→ **ACTION ITEM**: Show every line from the data below that includes "Leitung".

→ **Data about app and page elements**:
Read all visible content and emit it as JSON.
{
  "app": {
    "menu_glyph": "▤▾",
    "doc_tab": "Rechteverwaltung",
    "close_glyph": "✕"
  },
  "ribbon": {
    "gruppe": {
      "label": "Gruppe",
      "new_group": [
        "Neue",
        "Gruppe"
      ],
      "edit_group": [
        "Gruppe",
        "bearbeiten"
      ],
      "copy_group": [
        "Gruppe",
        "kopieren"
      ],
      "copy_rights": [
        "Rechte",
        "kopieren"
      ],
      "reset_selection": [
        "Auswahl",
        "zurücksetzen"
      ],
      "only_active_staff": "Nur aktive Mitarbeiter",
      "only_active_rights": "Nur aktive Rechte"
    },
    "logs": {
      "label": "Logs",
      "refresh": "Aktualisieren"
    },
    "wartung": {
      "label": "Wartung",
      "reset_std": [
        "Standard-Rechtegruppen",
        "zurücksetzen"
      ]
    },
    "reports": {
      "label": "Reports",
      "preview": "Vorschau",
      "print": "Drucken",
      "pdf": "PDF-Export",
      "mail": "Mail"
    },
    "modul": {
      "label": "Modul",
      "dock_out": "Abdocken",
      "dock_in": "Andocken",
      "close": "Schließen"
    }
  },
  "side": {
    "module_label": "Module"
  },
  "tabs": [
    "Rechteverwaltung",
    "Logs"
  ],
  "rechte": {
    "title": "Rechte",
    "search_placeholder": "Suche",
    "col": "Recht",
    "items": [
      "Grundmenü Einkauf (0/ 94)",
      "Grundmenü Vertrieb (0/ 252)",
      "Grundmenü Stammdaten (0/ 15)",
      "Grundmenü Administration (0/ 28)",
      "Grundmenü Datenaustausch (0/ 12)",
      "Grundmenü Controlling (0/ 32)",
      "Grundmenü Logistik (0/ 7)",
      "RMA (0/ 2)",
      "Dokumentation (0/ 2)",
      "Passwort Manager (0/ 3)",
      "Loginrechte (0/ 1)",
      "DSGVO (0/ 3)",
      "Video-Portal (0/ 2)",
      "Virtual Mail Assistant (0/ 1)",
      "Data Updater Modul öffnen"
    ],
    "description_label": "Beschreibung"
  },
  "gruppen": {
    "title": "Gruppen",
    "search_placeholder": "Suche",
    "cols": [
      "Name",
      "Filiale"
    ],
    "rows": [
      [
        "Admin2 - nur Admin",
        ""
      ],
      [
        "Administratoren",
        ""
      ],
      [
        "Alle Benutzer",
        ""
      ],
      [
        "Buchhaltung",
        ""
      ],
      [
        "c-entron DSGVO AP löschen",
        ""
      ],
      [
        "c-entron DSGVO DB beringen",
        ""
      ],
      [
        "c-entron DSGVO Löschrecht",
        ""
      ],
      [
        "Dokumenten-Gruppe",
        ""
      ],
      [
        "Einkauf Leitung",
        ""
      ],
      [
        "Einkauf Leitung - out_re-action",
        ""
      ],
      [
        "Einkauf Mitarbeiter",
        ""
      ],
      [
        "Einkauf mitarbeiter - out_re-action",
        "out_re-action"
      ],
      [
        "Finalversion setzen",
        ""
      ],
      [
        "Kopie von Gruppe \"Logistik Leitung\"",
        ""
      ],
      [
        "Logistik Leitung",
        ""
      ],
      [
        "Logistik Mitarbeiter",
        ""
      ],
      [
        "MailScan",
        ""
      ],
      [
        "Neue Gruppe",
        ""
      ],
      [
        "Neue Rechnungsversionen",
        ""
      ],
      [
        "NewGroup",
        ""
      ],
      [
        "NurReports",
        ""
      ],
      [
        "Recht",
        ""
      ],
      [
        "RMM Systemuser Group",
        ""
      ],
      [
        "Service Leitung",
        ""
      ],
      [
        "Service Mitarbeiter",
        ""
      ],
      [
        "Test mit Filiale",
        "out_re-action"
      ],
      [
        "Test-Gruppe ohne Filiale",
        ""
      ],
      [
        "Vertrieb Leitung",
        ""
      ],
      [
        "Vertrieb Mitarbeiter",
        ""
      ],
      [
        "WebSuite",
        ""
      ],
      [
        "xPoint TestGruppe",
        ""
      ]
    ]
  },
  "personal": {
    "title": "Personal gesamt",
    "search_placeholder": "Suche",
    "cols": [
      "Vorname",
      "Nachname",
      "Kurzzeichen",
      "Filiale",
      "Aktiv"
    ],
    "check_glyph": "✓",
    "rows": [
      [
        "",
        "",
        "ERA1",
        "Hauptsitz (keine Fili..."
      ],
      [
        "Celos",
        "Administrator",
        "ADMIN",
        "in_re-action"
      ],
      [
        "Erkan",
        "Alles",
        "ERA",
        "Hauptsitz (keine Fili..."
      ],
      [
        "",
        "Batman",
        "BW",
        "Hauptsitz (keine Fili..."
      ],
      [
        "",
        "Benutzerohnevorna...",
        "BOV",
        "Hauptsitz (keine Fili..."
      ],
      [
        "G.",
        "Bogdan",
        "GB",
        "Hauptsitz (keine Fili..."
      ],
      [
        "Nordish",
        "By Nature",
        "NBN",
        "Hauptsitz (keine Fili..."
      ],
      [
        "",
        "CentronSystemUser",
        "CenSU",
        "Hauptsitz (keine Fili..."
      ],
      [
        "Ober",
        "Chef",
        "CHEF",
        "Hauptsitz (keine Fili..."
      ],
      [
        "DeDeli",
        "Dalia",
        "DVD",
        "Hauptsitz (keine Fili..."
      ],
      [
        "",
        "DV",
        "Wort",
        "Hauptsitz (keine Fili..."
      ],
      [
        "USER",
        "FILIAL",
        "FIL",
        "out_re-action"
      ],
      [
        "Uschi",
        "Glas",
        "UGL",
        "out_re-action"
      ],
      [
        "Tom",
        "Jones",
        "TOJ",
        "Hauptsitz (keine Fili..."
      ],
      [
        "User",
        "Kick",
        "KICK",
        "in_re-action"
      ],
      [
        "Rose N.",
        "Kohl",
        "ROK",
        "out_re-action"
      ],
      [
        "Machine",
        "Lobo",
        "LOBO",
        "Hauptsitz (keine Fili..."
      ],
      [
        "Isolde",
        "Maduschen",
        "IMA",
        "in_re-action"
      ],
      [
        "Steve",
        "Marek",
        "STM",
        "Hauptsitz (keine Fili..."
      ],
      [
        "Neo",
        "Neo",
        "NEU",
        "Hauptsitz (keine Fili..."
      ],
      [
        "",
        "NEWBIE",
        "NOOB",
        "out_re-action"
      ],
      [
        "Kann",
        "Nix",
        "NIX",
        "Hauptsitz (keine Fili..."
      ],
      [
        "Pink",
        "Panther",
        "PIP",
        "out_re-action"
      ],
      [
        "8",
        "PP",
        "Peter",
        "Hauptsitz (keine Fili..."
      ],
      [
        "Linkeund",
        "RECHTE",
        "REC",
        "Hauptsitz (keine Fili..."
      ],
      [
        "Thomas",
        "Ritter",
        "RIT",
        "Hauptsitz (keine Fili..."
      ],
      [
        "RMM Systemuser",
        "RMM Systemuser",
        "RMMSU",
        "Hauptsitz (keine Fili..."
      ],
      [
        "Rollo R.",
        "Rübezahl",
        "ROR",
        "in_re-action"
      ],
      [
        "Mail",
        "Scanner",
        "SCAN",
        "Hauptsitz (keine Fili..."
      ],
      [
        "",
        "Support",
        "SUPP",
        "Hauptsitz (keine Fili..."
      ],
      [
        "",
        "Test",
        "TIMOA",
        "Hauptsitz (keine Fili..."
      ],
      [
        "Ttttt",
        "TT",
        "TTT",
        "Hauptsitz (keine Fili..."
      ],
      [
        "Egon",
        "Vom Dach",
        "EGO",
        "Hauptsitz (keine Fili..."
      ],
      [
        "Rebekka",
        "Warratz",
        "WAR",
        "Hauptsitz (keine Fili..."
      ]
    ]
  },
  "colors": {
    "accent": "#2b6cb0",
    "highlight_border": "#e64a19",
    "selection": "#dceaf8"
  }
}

→ **RESULT**:
        "Einkauf Leitung",
        "Einkauf Leitung - out_re-action",
        "Kopie von Gruppe \"Logistik Leitung\"",
        "Logistik Leitung",
        "Service Leitung",
        "Vertrieb Leitung",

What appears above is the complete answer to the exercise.